WASHINGTON — It started in East Lansing.
Before the confetti falling from the rafters, before the practice uniforms and before the plane accident on the runway at Willow Run Airport, the Wolverines had a date with the Spartans.
On Jan. 29, Michigan entered the Breslin Center, and the final scoreline didn’t do the tale justice. Michigan was dominated, manhandled, embarrassed. Pick one, they all apply.
Or just take Duncan Robinson’s word for it.
“We went in there and kind of got punched in the mouth to be honest with you,” he said.
Fifteen Wolverines went down for the count. One swallowed his teeth and kept fighting.
You can probably guess who that is.
He’s the same guy who poured in a game-high 22 points, grabbed six rebounds and dished out seven assists to take a Big Ten Tournament championship trophy from Wisconsin on Sunday afternoon.
He’s the same guy who scored a career-high 29 while pitching in nine rebounds and five assists the day prior to get Michigan there in the first place.
He’s Derrick Walton Jr., the man who changed the course of the Wolverines’ season in the way he has always wanted to, but never realized he was.
Walton has never desired the role of the vocal leader. That spot had Zak Irvin’s name on it. For a while, that relationship functioned harmoniously. That is, until it didn’t.
Now, Walton doesn’t shy away from opening his mouth — far from it.
“Being emotional is fine, but just not bashing guys,” Walton said. “I know I get on Moe (Wagner) all the time. I just cuss him out for no reason.”
Still, his entire career he simply wanted his teammates to watch him and follow suit. No poetic pregame speeches, no bull****. Go out. Compete.
“That’s all I’ve been taught to do,” he said.
Little did he know it at the time, but he finally got his wish in East Lansing. He scored a game-high 24 points and took a beating doing so, going to the line 15 times and missing only once. And the Wolverines still lost.
The light bulbs didn’t just go on, Walton turned on a couple of floodlights.
“We were down probably 10 or 11 and Derrick was just keeping us in the game,” Robinson said. “He hit a couple shots where he was really just doing it from playing hard.
“He was just making plays, and you could just tell by the way he was playing that he was doing everything he could, leaving everything out there just to make something happen, and I think everyone … acknowledged, ‘Look, if this guy just did this on his own, and kept us in that game, what can happen if we collectively all follow him and really all 16 of us do it every single day in practice and games?’ ”
What can happen? Michigan’s new trophy is the answer.
But it’s not just the tournament championship trophy, but how the Wolverines got it.
On Jan. 17, when Michigan faced the Badgers for the first time in Madison, the Wolverines surrendered a six-point lead with roughly six minutes left, as Bronson Koenig spearheaded a personal 10-0 run.
Plain and simple, Michigan couldn’t defend, so it couldn’t capture the upset.
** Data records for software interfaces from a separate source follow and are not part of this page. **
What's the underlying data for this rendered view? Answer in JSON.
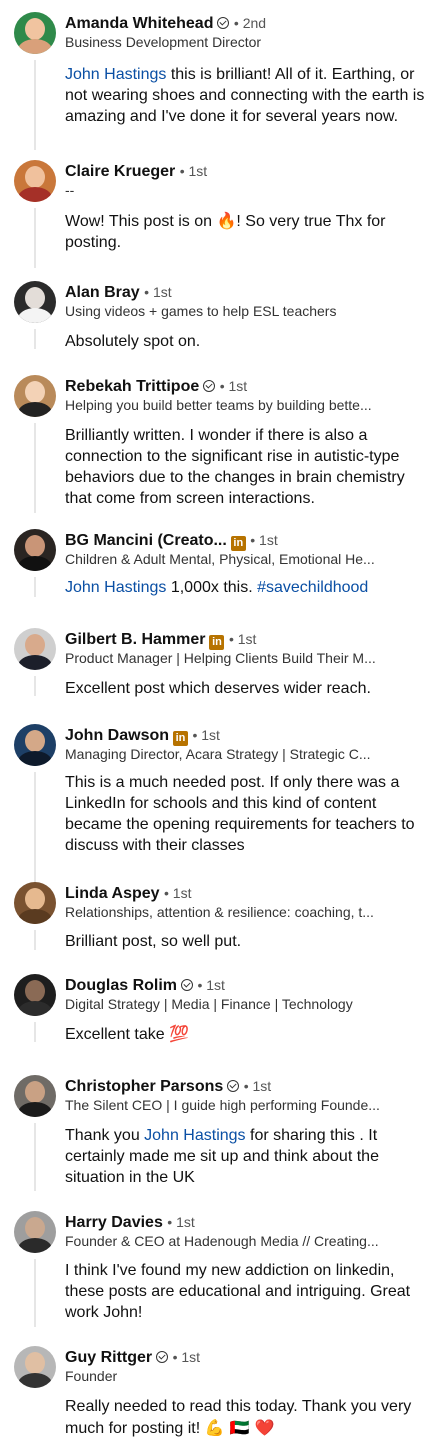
{
  "comments": [
    {
      "name": "Amanda Whitehead",
      "verified": true,
      "degree": "• 2nd",
      "headline": "Business Development Director",
      "mention": "John Hastings",
      "text": " this is brilliant! All of it. Earthing, or not wearing shoes and connecting with the earth is amazing and I've done it for several years now."
    },
    {
      "name": "Claire Krueger",
      "degree": "• 1st",
      "headline": "--",
      "text_a": "Wow!  This post is on ",
      "emoji": "🔥",
      "text_b": "!  So very true Thx for posting."
    },
    {
      "name": "Alan Bray",
      "degree": "• 1st",
      "headline": "Using videos + games to help ESL teachers",
      "text": "Absolutely spot on."
    },
    {
      "name": "Rebekah Trittipoe",
      "verified": true,
      "degree": "• 1st",
      "headline": "Helping you build better teams by building bette...",
      "text": "Brilliantly  written. I wonder if there is also a connection to the significant rise in autistic-type behaviors due to the changes in brain chemistry that come from screen interactions."
    },
    {
      "name": "BG Mancini (Creato...",
      "badge": "in",
      "degree": "• 1st",
      "headline": "Children & Adult Mental, Physical, Emotional He...",
      "mention": "John Hastings",
      "text": "  1,000x this. ",
      "hashtag": "#savechildhood"
    },
    {
      "name": "Gilbert B. Hammer",
      "badge": "in",
      "degree": "• 1st",
      "headline": "Product Manager | Helping Clients Build Their M...",
      "text": "Excellent post which deserves wider reach."
    },
    {
      "name": "John Dawson",
      "badge": "in",
      "degree": "• 1st",
      "headline": "Managing Director, Acara Strategy | Strategic C...",
      "text": "This is a much needed post. If only there was a LinkedIn for schools and this kind of content became the opening requirements for teachers to discuss with their classes"
    },
    {
      "name": "Linda Aspey",
      "degree": "• 1st",
      "headline": "Relationships, attention & resilience: coaching, t...",
      "text": "Brilliant post, so well put."
    },
    {
      "name": "Douglas Rolim",
      "verified": true,
      "degree": "• 1st",
      "headline": "Digital Strategy | Media | Finance | Technology",
      "text": "Excellent take ",
      "emoji": "💯"
    },
    {
      "name": "Christopher Parsons",
      "verified": true,
      "degree": "• 1st",
      "headline": "The Silent CEO | I guide high performing Founde...",
      "text_a": "Thank you ",
      "mention": "John Hastings",
      "text_b": " for sharing this . It certainly made me sit up and think about the situation in the UK"
    },
    {
      "name": "Harry Davies",
      "degree": "• 1st",
      "headline": "Founder & CEO at Hadenough Media // Creating...",
      "text": "I think I've found my new addiction on linkedin, these posts are educational and intriguing. Great work John!"
    },
    {
      "name": "Guy Rittger",
      "verified": true,
      "degree": "• 1st",
      "headline": "Founder",
      "text": "Really needed to read this today. Thank you very much for posting it! ",
      "emoji": "💪 🇦🇪 ❤️"
    }
  ],
  "colors": {
    "mention": "#0a4fa4",
    "badge": "#b77300",
    "thread": "#e6e6e6"
  }
}
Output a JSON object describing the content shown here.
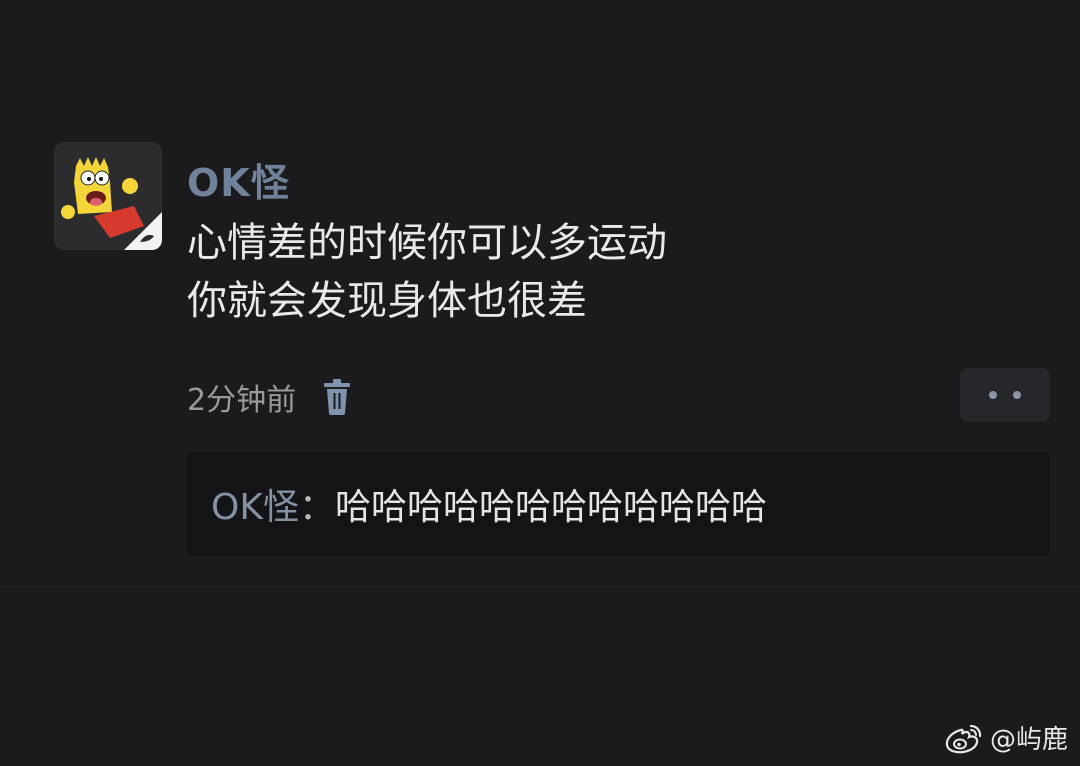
{
  "comment": {
    "username": "OK怪",
    "lines": [
      "心情差的时候你可以多运动",
      "你就会发现身体也很差"
    ],
    "timestamp": "2分钟前"
  },
  "reply": {
    "author": "OK怪",
    "separator": "：",
    "text": "哈哈哈哈哈哈哈哈哈哈哈哈"
  },
  "watermark": {
    "text": "@屿鹿"
  },
  "icons": {
    "avatar": "cartoon-avatar-icon",
    "delete": "trash-icon",
    "more": "more-dots-icon",
    "watermark": "weibo-logo-icon"
  },
  "colors": {
    "background": "#1b1b1d",
    "username": "#6f8299",
    "text": "#e9e9ea",
    "reply_box": "#141416"
  }
}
With 6:19 left in Sunday’s championship game, Michigan found itself in an eerily similar situation. Michigan coach John Beilein called a timeout.
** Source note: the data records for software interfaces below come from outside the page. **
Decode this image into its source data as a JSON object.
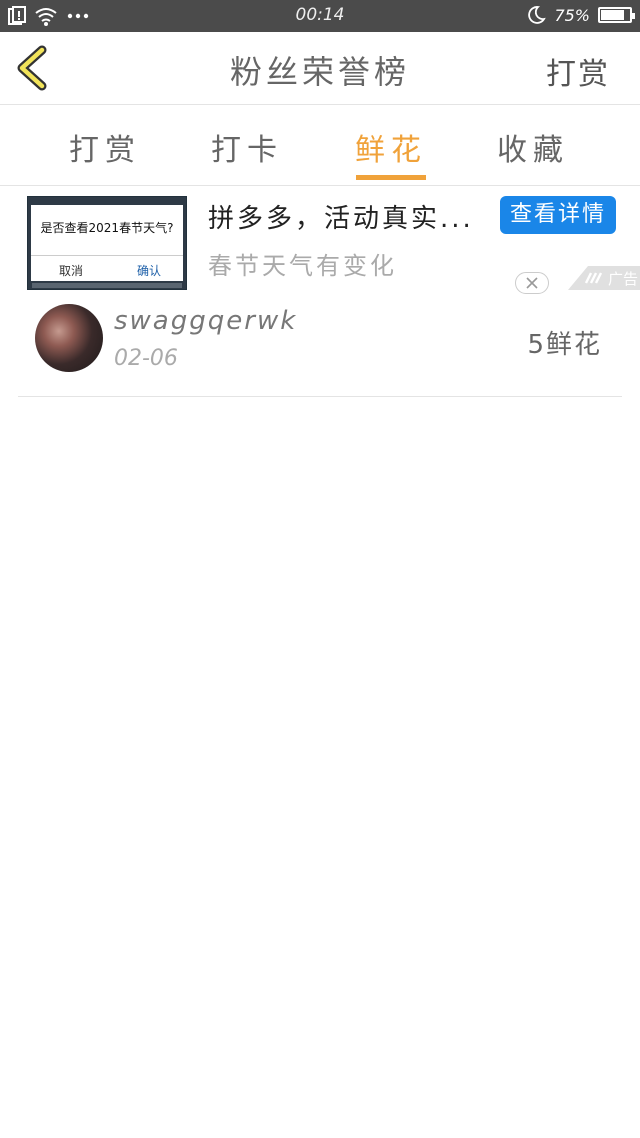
{
  "status_bar": {
    "time": "00:14",
    "battery_percent": "75%",
    "battery_level": 0.75,
    "icons": [
      "notification-icon",
      "wifi-icon",
      "more-dots-icon",
      "moon-icon",
      "battery-icon"
    ]
  },
  "header": {
    "title": "粉丝荣誉榜",
    "action_label": "打赏"
  },
  "tabs": [
    {
      "label": "打赏"
    },
    {
      "label": "打卡"
    },
    {
      "label": "鲜花"
    },
    {
      "label": "收藏"
    }
  ],
  "active_tab": "鲜花",
  "ad": {
    "thumb_question": "是否查看2021春节天气?",
    "thumb_cancel": "取消",
    "thumb_confirm": "确认",
    "title": "拼多多，活动真实...",
    "subtitle": "春节天气有变化",
    "button_label": "查看详情",
    "tag": "广告",
    "button_color": "#1a86e8"
  },
  "list": [
    {
      "name": "swaggqerwk",
      "date": "02-06",
      "amount": "5鲜花"
    }
  ],
  "colors": {
    "accent": "#f0a23a",
    "status_bar": "#4b4b4b"
  }
}
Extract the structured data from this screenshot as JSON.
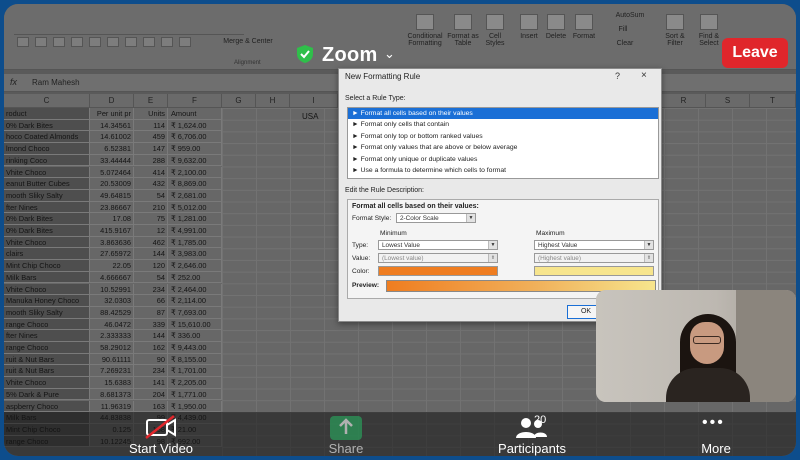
{
  "zoom": {
    "title": "Zoom",
    "leave_label": "Leave",
    "toolbar": {
      "start_video": "Start Video",
      "share": "Share",
      "participants": "Participants",
      "participants_count": "20",
      "more": "More"
    }
  },
  "excel": {
    "formula_value": "Ram Mahesh",
    "ribbon": {
      "merge": "Merge & Center",
      "conditional": "Conditional Formatting",
      "format_table": "Format as Table",
      "cell_styles": "Cell Styles",
      "insert": "Insert",
      "delete": "Delete",
      "format": "Format",
      "autosum": "AutoSum",
      "fill": "Fill",
      "clear": "Clear",
      "sort": "Sort & Filter",
      "find": "Find & Select",
      "alignment": "Alignment"
    },
    "columns": [
      "C",
      "D",
      "E",
      "F",
      "G",
      "H",
      "I",
      "R",
      "S",
      "T"
    ],
    "header_row": {
      "product": "roduct",
      "per_unit": "Per unit pr",
      "units": "Units",
      "amount": "Amount"
    },
    "usa_label": "USA",
    "rows": [
      [
        "0% Dark Bites",
        "14.34561",
        "114",
        "₹  1,624.00"
      ],
      [
        "hoco Coated Almonds",
        "14.61002",
        "459",
        "₹  6,706.00"
      ],
      [
        "lmond Choco",
        "6.52381",
        "147",
        "₹    959.00"
      ],
      [
        "rinking Coco",
        "33.44444",
        "288",
        "₹  9,632.00"
      ],
      [
        "Vhite Choco",
        "5.072464",
        "414",
        "₹  2,100.00"
      ],
      [
        "eanut Butter Cubes",
        "20.53009",
        "432",
        "₹  8,869.00"
      ],
      [
        "mooth Sliky Salty",
        "49.64815",
        "54",
        "₹  2,681.00"
      ],
      [
        "fter Nines",
        "23.86667",
        "210",
        "₹  5,012.00"
      ],
      [
        "0% Dark Bites",
        "17.08",
        "75",
        "₹  1,281.00"
      ],
      [
        "0% Dark Bites",
        "415.9167",
        "12",
        "₹  4,991.00"
      ],
      [
        "Vhite Choco",
        "3.863636",
        "462",
        "₹  1,785.00"
      ],
      [
        "clairs",
        "27.65972",
        "144",
        "₹  3,983.00"
      ],
      [
        "Mint Chip Choco",
        "22.05",
        "120",
        "₹  2,646.00"
      ],
      [
        "Milk Bars",
        "4.666667",
        "54",
        "₹    252.00"
      ],
      [
        "Vhite Choco",
        "10.52991",
        "234",
        "₹  2,464.00"
      ],
      [
        "Manuka Honey Choco",
        "32.0303",
        "66",
        "₹  2,114.00"
      ],
      [
        "mooth Sliky Salty",
        "88.42529",
        "87",
        "₹  7,693.00"
      ],
      [
        "range Choco",
        "46.0472",
        "339",
        "₹ 15,610.00"
      ],
      [
        "fter Nines",
        "2.333333",
        "144",
        "₹    336.00"
      ],
      [
        "range Choco",
        "58.29012",
        "162",
        "₹  9,443.00"
      ],
      [
        "ruit & Nut Bars",
        "90.61111",
        "90",
        "₹  8,155.00"
      ],
      [
        "ruit & Nut Bars",
        "7.269231",
        "234",
        "₹  1,701.00"
      ],
      [
        "Vhite Choco",
        "15.6383",
        "141",
        "₹  2,205.00"
      ],
      [
        "5% Dark & Pure",
        "8.681373",
        "204",
        "₹  1,771.00"
      ],
      [
        "aspberry Choco",
        "11.96319",
        "163",
        "₹  1,950.00"
      ],
      [
        "Milk Bars",
        "44.83838",
        "99",
        "₹  4,439.00"
      ],
      [
        "Mint Chip Choco",
        "0.125",
        "168",
        "₹     21.00"
      ],
      [
        "range Choco",
        "10.12245",
        "98",
        "₹    992.00"
      ]
    ]
  },
  "dialog": {
    "title": "New Formatting Rule",
    "help": "?",
    "close": "×",
    "select_label": "Select a Rule Type:",
    "rules": [
      "► Format all cells based on their values",
      "► Format only cells that contain",
      "► Format only top or bottom ranked values",
      "► Format only values that are above or below average",
      "► Format only unique or duplicate values",
      "► Use a formula to determine which cells to format"
    ],
    "edit_label": "Edit the Rule Description:",
    "desc_title": "Format all cells based on their values:",
    "format_style_label": "Format Style:",
    "format_style_value": "2-Color Scale",
    "minimum": "Minimum",
    "maximum": "Maximum",
    "type_label": "Type:",
    "value_label": "Value:",
    "color_label": "Color:",
    "min_type": "Lowest Value",
    "max_type": "Highest Value",
    "min_value": "(Lowest value)",
    "max_value": "(Highest value)",
    "preview_label": "Preview:",
    "ok": "OK",
    "colors": {
      "min": "#ef7d20",
      "max": "#f7e58d",
      "selected_rule": "#1a6fd6"
    }
  },
  "colors": {
    "leave": "#e0262b",
    "share": "#27ae60",
    "outer": "#0d4d8c"
  }
}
Behind a 3-pointer from Vitto Brown and a breakaway layup from Zak Showalter, the Badgers had cut the Wolverines’ 11-point lead to six in 30 seconds.
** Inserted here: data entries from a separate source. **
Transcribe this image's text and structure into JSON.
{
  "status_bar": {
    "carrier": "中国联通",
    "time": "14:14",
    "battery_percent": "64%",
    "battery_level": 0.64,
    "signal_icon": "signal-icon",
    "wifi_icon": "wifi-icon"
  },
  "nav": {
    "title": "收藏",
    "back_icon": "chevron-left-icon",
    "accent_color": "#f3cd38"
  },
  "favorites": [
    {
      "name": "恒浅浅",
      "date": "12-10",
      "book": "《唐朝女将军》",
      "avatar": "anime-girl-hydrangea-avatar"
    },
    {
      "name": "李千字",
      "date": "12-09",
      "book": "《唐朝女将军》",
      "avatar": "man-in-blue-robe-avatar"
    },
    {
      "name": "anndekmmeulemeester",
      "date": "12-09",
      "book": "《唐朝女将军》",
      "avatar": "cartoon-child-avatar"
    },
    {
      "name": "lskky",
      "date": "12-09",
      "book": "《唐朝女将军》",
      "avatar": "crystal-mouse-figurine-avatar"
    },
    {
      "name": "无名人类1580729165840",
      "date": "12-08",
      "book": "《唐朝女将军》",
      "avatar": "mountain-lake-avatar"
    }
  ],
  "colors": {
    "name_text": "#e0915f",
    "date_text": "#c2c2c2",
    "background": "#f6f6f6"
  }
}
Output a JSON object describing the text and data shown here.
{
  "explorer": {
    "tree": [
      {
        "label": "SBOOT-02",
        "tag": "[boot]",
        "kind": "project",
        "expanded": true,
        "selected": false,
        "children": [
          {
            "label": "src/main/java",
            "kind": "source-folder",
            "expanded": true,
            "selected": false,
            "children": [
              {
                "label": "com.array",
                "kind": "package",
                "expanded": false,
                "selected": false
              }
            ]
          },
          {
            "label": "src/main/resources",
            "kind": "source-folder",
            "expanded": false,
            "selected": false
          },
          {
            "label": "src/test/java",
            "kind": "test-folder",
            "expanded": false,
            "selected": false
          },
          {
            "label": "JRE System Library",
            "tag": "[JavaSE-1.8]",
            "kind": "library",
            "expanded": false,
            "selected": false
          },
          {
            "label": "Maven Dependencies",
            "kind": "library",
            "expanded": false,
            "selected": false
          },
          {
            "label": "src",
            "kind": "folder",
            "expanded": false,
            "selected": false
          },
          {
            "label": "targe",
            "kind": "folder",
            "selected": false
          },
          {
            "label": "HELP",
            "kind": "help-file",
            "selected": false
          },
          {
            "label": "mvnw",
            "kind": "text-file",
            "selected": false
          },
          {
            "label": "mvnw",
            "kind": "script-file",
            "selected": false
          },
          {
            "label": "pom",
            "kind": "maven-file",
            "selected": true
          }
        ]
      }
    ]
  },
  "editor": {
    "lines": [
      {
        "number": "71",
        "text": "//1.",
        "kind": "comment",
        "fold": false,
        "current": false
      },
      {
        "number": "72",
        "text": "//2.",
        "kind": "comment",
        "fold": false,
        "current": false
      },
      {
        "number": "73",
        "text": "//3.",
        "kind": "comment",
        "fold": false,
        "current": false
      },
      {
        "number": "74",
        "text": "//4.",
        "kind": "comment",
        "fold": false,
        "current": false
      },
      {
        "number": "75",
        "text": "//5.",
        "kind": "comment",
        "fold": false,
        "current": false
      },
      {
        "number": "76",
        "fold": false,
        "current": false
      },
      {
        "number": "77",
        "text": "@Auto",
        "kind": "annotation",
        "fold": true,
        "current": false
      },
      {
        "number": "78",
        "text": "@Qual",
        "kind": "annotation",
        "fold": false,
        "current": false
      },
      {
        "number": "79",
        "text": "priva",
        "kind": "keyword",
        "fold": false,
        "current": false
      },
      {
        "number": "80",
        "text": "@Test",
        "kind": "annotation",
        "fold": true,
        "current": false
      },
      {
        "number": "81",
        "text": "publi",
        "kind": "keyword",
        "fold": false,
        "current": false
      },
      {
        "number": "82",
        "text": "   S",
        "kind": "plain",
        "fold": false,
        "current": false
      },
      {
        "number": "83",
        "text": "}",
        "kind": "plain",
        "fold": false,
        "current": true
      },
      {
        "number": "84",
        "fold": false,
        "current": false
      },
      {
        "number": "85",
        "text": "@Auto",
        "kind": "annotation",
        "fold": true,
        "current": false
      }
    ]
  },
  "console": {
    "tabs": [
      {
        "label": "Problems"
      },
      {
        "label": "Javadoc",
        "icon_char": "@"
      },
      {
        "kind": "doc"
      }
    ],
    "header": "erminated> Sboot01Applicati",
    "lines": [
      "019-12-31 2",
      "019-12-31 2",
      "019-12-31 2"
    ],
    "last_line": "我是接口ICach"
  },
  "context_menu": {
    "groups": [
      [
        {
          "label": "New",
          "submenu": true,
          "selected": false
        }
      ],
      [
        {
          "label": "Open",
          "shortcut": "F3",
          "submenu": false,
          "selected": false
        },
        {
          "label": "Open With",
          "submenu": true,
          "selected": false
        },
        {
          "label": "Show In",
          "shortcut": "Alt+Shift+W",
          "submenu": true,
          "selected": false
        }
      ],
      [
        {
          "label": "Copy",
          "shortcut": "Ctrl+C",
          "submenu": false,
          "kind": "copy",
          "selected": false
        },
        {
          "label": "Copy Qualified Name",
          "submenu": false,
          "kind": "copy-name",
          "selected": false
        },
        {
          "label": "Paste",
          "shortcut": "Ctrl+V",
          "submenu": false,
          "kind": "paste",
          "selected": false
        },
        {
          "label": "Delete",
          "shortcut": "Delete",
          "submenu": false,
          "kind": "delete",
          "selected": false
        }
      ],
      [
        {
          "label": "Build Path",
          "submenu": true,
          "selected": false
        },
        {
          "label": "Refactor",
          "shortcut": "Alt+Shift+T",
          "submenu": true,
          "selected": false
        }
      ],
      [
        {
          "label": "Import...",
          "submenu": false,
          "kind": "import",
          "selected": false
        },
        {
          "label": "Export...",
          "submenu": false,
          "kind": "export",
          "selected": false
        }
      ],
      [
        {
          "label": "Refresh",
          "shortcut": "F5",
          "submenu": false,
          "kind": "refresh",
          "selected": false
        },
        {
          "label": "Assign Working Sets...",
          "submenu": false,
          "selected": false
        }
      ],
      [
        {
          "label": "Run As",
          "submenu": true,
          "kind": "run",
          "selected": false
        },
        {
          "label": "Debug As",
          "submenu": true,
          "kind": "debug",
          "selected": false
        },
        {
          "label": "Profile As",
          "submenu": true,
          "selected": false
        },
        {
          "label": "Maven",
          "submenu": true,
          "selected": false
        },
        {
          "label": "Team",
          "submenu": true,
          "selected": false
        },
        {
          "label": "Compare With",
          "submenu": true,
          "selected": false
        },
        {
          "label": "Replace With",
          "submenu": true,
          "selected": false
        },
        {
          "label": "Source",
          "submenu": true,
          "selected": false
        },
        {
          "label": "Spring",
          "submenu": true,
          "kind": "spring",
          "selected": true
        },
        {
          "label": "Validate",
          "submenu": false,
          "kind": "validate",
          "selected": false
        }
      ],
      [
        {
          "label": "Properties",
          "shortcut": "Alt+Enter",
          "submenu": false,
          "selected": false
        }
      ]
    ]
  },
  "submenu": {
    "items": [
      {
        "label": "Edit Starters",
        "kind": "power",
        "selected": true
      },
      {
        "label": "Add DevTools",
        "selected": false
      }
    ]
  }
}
It was either buckle down or go home empty-handed.
Koenig went 0-for-7 in the frame. Wisconsin made just three field goals in the final six minutes. The Wolverines could defend, and they captured a lot more than an upset.
After the game, redshirt sophomore forward DJ Wilson was asked if this team likes defending.
“I think we love it now,” he said.
Yeah, this is the same team that gave up over 80 points three times through its first five conference games.
But Walton’s performance in East Lansing changed that.
“I think with the Michigan State game, at State, D-Walt really took over,” Wilson said. “And we look back at how many defensive lapses we had and how close we were to winning that game if we just had a few more stops down the stretch.
“I think that’s one (game) that everybody really bought in. From then on, it’s been working real good for us.”
Now, as the Wolverines prepare to face Oklahoma State — the No. 1 team in adjusted offensive efficiency and one of just four teams above Michigan in that category according to Ken Pomeroy —in the NCAA Tournament, much like Sunday afternoon, they are going to need to win a game with defense and a whole lot of heart.
Luckily for them, Walton supplied these 15 with that a long time ago.
Kevin Santo can be reached by email at firstname.lastname@example.org and on Twitter @Kevin_M_Santo.